Manufacturers Steelway demonstrating the APR Stretchers (Museum of St John)

Manufacturers Steelway demonstrating the APR Stretchers (Museum of St John)

Civil Defence Exercise near Old Kent Road, 1939

Civil Defence Exercise near Old Kent Road, 1939

The stretcher railing society:

For the promotion, protection and preservation of London's ARP Stretcher railings

The housing estates of South London have a hidden secret - many feature beautiful railings up-cycled from former ARP Stretchers used in the Second World War.  These stretchers were originally made so that Air Raid Protection officers could carry injured people during bombing attacks in the Blitz. Over 600,000 stretchers were built from steel to enable them to be easily disinfected in highly-feared gas attacks. When the war ended there was a large surplus of stretchers and many of London's housing estates had had their original railings removed to serve the war effort. The LCC set about replacing them through clever re-use of the ARP stretchers.

Today there are still many estates in Peckham, Brixton, Deptford, Oval and East London that have surviving stretcher railings, but the railings themselves are often in increasingly poor condition. Some local authorities have removed sets of railings in recent years due to their degradation. The Stretcher Railing Society believes that these railings are an important part of our heritage and should be preserved as an integral element in the fabric of these iconic mid-century housing estates. We are bringing together a team to consult on ways to make this preservation possible.

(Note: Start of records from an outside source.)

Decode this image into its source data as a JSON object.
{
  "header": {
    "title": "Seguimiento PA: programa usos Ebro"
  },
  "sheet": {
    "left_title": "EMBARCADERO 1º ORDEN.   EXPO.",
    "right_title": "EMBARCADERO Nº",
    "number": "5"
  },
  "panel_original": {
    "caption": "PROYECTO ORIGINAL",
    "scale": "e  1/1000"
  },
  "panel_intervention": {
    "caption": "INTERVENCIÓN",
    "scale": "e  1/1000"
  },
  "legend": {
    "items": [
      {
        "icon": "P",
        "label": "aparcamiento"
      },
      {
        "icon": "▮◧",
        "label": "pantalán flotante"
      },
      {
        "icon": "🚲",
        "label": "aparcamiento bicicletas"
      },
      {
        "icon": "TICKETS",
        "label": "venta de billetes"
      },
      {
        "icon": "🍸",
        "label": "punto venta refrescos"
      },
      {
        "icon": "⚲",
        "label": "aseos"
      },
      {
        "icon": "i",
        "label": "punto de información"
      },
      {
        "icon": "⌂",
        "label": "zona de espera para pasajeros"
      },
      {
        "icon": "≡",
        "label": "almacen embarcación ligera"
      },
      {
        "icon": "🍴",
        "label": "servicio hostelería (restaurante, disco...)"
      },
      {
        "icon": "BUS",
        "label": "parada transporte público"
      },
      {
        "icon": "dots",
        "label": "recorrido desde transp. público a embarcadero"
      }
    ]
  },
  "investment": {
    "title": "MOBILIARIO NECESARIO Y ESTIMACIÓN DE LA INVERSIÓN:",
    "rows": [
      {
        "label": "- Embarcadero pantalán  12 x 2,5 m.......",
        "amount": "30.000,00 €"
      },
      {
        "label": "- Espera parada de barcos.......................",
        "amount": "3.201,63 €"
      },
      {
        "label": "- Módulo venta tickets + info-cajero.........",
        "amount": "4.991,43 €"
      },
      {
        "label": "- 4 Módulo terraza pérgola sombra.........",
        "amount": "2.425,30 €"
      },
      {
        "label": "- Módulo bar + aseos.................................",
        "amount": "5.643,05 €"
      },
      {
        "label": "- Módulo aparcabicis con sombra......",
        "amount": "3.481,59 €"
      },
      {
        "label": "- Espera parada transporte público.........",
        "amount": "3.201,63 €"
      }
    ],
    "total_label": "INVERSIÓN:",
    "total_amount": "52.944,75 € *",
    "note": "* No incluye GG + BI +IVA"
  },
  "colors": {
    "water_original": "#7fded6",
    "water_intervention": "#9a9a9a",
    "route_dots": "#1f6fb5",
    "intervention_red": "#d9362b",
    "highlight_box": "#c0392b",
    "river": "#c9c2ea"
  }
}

To get involved or to share your stories, follow us on twitter and facebook or email us via the links below.

On board River Emergency Service boat (Transpontine / Ruth Durrant)

On board River Emergency Service boat (Transpontine / Ruth Durrant)

ARP Rescue services practicing using stretchers, 1941 (Leodis Archive)

ARP Rescue services practicing using stretchers, 1941 (Leodis Archive)

Some of the stretcher railings on housing estates in South London today that are in desperate need of conservation: